» **EXERCISE DIRECTIONS**
The answer should be a number alone: the count of lines in the listing below that include "this".

***** SUPPLIED MATERIAL *****

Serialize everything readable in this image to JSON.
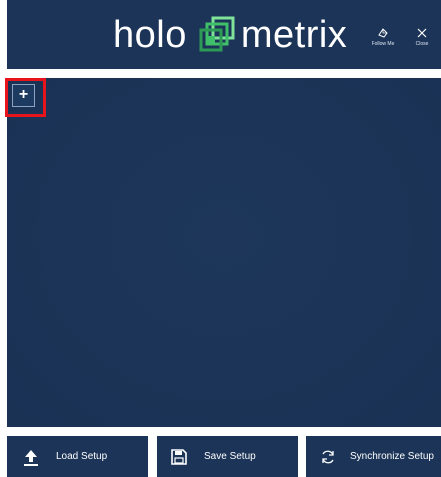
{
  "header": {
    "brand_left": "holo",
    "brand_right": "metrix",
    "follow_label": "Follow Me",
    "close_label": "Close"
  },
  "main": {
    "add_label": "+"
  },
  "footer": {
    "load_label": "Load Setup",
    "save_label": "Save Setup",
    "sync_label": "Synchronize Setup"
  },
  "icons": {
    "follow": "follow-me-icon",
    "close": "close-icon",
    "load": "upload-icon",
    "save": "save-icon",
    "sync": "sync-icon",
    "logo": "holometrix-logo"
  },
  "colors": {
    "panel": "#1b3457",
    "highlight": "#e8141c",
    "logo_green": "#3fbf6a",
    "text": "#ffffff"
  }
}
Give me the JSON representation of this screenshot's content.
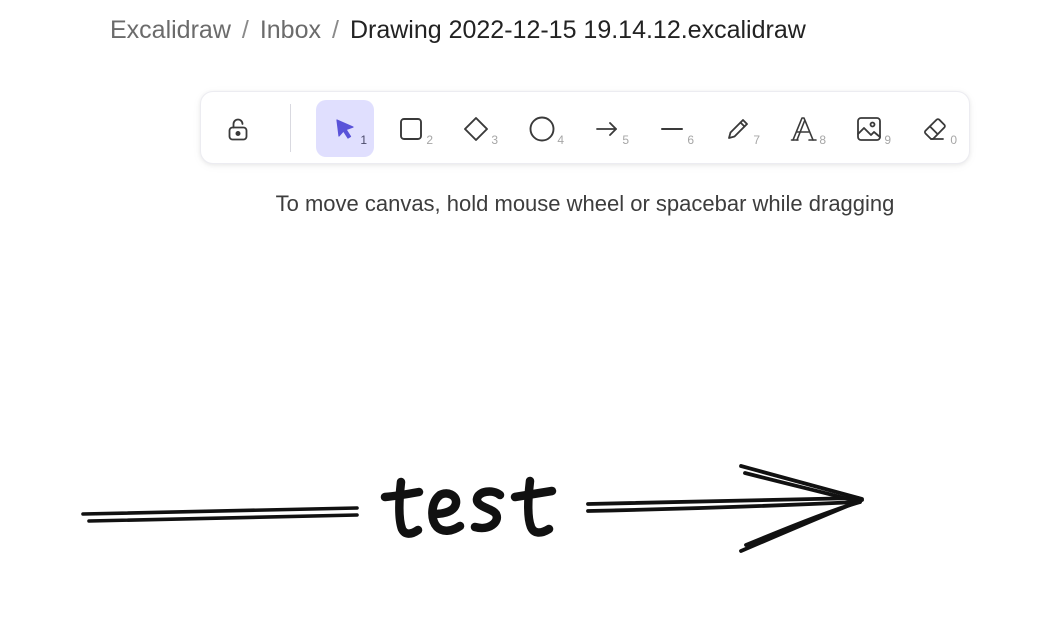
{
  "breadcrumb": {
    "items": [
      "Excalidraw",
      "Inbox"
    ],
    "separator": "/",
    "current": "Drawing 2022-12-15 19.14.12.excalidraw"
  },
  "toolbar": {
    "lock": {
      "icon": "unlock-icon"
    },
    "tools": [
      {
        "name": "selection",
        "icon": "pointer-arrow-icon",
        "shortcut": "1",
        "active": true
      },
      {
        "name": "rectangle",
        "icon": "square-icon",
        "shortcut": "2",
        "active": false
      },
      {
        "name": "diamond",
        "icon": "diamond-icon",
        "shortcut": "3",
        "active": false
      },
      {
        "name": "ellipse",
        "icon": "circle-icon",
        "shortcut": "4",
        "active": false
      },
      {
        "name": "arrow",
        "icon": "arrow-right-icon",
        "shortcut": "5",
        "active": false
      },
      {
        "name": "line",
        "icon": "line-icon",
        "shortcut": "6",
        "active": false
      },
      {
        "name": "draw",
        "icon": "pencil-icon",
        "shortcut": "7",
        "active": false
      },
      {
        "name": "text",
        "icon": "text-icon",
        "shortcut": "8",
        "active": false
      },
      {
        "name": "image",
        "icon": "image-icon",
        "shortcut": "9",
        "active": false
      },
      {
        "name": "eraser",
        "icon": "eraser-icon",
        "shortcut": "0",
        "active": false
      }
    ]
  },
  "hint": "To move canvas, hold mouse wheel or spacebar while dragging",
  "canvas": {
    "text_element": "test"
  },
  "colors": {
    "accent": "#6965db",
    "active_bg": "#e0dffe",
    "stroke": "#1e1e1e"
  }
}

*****

» **ANSWER TO THE EXERCISE**
2